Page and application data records
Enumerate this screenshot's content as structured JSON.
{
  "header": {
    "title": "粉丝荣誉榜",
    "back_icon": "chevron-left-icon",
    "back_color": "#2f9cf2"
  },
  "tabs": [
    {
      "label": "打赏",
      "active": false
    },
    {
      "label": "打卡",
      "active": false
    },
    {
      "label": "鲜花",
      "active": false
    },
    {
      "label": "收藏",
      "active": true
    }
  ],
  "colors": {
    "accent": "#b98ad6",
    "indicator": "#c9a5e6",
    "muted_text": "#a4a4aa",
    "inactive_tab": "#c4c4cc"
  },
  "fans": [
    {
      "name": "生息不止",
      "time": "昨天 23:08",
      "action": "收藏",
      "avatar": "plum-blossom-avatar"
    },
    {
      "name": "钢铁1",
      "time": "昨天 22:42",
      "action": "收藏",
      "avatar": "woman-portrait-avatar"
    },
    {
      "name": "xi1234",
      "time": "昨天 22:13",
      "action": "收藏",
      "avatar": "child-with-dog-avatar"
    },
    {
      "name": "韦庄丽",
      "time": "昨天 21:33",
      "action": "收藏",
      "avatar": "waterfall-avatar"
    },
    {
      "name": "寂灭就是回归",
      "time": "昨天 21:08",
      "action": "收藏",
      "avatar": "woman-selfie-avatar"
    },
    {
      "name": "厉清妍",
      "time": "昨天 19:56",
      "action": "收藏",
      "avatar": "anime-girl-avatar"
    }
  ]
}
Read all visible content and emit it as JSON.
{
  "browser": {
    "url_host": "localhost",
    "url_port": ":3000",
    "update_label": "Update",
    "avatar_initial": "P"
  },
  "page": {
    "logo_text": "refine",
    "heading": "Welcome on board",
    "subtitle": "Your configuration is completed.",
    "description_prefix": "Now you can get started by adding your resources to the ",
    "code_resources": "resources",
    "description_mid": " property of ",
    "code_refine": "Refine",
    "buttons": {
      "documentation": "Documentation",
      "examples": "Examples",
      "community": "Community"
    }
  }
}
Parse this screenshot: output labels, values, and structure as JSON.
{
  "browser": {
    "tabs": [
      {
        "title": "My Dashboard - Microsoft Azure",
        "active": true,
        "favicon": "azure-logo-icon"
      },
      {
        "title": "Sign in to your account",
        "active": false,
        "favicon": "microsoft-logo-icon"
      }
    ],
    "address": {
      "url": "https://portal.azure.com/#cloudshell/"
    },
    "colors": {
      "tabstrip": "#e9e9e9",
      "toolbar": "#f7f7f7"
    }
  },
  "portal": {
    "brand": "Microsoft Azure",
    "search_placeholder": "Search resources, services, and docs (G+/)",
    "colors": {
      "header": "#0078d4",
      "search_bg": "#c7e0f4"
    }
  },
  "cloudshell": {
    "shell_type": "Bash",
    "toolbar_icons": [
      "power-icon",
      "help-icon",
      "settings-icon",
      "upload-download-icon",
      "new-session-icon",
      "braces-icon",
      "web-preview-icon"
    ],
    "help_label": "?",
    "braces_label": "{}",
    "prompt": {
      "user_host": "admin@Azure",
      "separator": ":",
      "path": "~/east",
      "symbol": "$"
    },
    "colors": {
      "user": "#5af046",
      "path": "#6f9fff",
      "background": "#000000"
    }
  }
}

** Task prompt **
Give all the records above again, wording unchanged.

** Result of the exercise **
Enumerate this screenshot's content as structured JSON.
{
  "header": {
    "title": "粉丝荣誉榜",
    "back_icon": "chevron-left-icon",
    "back_color": "#2f9cf2"
  },
  "tabs": [
    {
      "label": "打赏",
      "active": false
    },
    {
      "label": "打卡",
      "active": false
    },
    {
      "label": "鲜花",
      "active": false
    },
    {
      "label": "收藏",
      "active": true
    }
  ],
  "colors": {
    "accent": "#b98ad6",
    "indicator": "#c9a5e6",
    "muted_text": "#a4a4aa",
    "inactive_tab": "#c4c4cc"
  },
  "fans": [
    {
      "name": "生息不止",
      "time": "昨天 23:08",
      "action": "收藏",
      "avatar": "plum-blossom-avatar"
    },
    {
      "name": "钢铁1",
      "time": "昨天 22:42",
      "action": "收藏",
      "avatar": "woman-portrait-avatar"
    },
    {
      "name": "xi1234",
      "time": "昨天 22:13",
      "action": "收藏",
      "avatar": "child-with-dog-avatar"
    },
    {
      "name": "韦庄丽",
      "time": "昨天 21:33",
      "action": "收藏",
      "avatar": "waterfall-avatar"
    },
    {
      "name": "寂灭就是回归",
      "time": "昨天 21:08",
      "action": "收藏",
      "avatar": "woman-selfie-avatar"
    },
    {
      "name": "厉清妍",
      "time": "昨天 19:56",
      "action": "收藏",
      "avatar": "anime-girl-avatar"
    }
  ]
}
Read all visible content and emit it as JSON.
{
  "browser": {
    "url_host": "localhost",
    "url_port": ":3000",
    "update_label": "Update",
    "avatar_initial": "P"
  },
  "page": {
    "logo_text": "refine",
    "heading": "Welcome on board",
    "subtitle": "Your configuration is completed.",
    "description_prefix": "Now you can get started by adding your resources to the ",
    "code_resources": "resources",
    "description_mid": " property of ",
    "code_refine": "Refine",
    "buttons": {
      "documentation": "Documentation",
      "examples": "Examples",
      "community": "Community"
    }
  }
}
Parse this screenshot: output labels, values, and structure as JSON.
{
  "browser": {
    "tabs": [
      {
        "title": "My Dashboard - Microsoft Azure",
        "active": true,
        "favicon": "azure-logo-icon"
      },
      {
        "title": "Sign in to your account",
        "active": false,
        "favicon": "microsoft-logo-icon"
      }
    ],
    "address": {
      "url": "https://portal.azure.com/#cloudshell/"
    },
    "colors": {
      "tabstrip": "#e9e9e9",
      "toolbar": "#f7f7f7"
    }
  },
  "portal": {
    "brand": "Microsoft Azure",
    "search_placeholder": "Search resources, services, and docs (G+/)",
    "colors": {
      "header": "#0078d4",
      "search_bg": "#c7e0f4"
    }
  },
  "cloudshell": {
    "shell_type": "Bash",
    "toolbar_icons": [
      "power-icon",
      "help-icon",
      "settings-icon",
      "upload-download-icon",
      "new-session-icon",
      "braces-icon",
      "web-preview-icon"
    ],
    "help_label": "?",
    "braces_label": "{}",
    "prompt": {
      "user_host": "admin@Azure",
      "separator": ":",
      "path": "~/east",
      "symbol": "$"
    },
    "colors": {
      "user": "#5af046",
      "path": "#6f9fff",
      "background": "#000000"
    }
  }
}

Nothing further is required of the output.